Task requirements :: Read the data below. Every line holding the string "icon" must be copied.

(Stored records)
+ + +

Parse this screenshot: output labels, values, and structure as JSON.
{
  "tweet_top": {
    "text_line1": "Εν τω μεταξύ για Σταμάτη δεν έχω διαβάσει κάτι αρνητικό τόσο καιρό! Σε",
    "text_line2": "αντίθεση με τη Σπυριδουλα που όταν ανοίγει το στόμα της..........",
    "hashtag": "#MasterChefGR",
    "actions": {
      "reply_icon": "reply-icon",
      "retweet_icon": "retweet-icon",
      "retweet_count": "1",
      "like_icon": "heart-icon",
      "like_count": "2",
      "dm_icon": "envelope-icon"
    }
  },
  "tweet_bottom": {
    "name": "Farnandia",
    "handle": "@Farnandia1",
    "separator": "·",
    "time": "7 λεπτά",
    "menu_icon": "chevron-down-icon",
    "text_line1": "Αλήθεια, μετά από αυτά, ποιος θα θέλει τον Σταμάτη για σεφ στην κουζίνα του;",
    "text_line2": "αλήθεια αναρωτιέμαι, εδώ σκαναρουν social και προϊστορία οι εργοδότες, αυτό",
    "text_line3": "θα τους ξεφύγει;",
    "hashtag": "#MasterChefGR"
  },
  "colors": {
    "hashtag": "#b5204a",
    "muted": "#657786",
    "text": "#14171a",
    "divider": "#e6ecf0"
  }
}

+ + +

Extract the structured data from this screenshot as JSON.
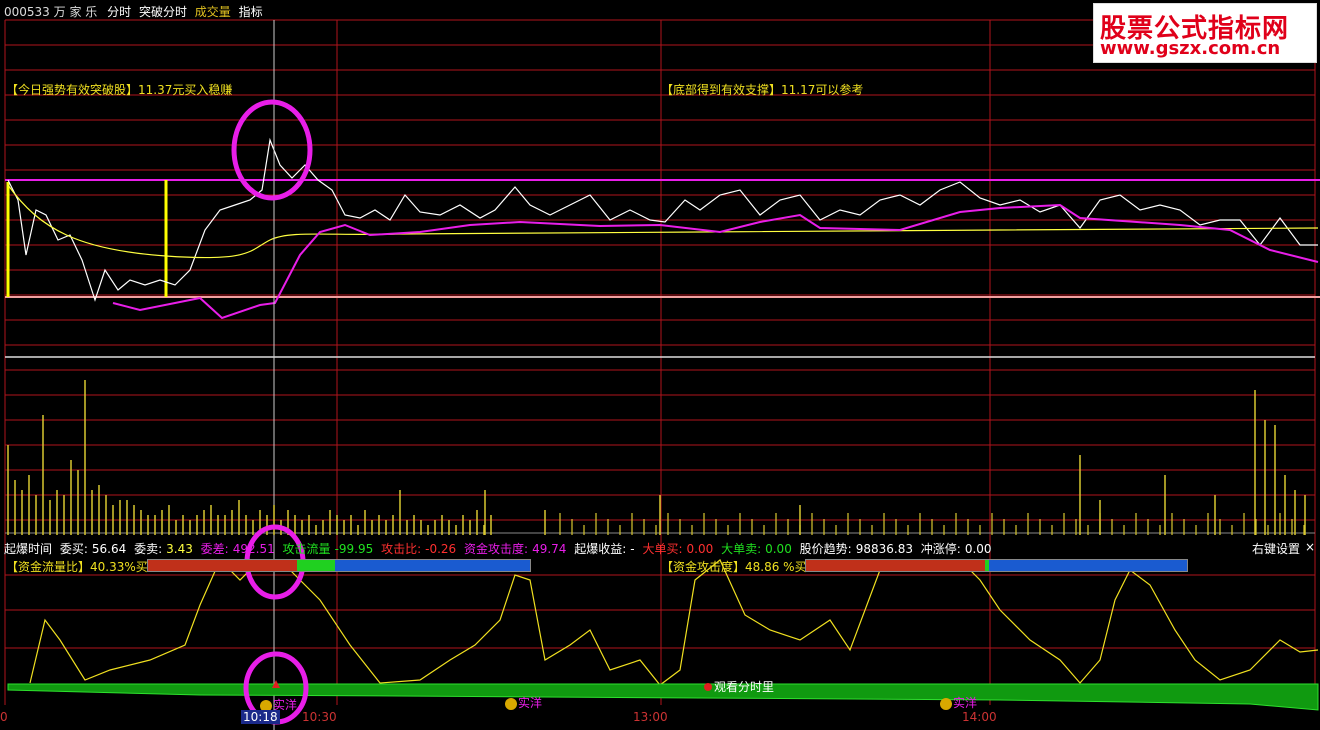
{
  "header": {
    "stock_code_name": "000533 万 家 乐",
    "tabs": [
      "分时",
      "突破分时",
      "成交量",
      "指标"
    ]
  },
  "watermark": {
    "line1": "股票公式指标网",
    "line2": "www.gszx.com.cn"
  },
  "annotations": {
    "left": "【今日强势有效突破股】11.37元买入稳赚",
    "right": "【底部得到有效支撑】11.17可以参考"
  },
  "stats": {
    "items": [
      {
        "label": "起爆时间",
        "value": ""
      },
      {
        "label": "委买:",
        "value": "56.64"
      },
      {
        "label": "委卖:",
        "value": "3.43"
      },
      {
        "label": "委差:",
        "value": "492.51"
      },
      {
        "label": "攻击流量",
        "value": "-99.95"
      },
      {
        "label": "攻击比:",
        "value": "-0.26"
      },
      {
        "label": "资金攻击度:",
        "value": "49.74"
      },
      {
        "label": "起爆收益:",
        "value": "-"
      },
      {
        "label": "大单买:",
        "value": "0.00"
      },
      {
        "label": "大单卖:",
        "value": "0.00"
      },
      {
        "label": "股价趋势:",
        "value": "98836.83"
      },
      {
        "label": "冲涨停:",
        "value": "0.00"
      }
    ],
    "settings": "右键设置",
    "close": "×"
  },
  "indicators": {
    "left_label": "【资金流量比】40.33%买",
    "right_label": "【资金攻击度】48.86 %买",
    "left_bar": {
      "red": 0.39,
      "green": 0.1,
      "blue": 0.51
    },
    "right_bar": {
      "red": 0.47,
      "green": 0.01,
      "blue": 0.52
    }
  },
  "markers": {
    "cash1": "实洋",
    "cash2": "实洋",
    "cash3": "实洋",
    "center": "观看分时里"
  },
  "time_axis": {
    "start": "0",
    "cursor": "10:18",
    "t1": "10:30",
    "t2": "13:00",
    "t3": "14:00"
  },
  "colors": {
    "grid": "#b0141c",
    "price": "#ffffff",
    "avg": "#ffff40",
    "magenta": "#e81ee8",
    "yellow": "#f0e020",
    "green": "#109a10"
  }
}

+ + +

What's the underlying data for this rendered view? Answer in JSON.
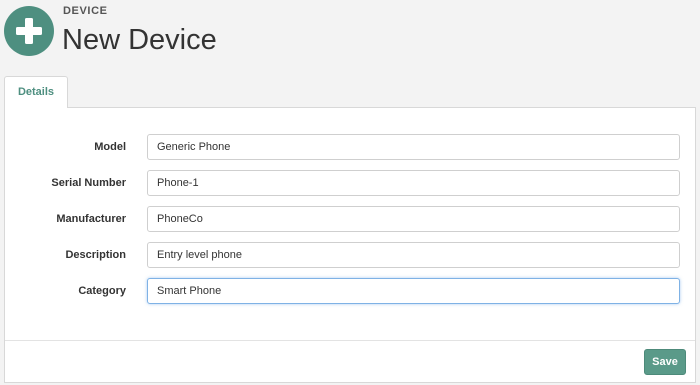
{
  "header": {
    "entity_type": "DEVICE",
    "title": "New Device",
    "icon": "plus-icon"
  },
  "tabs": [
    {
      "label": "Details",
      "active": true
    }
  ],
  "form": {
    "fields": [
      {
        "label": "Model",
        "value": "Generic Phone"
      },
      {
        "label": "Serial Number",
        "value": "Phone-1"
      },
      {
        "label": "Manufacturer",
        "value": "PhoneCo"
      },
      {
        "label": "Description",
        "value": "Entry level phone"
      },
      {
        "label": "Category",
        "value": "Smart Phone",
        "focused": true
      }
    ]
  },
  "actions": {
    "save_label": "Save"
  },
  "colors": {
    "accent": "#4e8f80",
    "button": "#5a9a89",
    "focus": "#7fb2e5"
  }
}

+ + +

Result of this task ::
      "reply_icon": "reply-icon",
      "retweet_icon": "retweet-icon",
      "like_icon": "heart-icon",
      "dm_icon": "envelope-icon"
    "menu_icon": "chevron-down-icon",
    "icon": "plus-icon"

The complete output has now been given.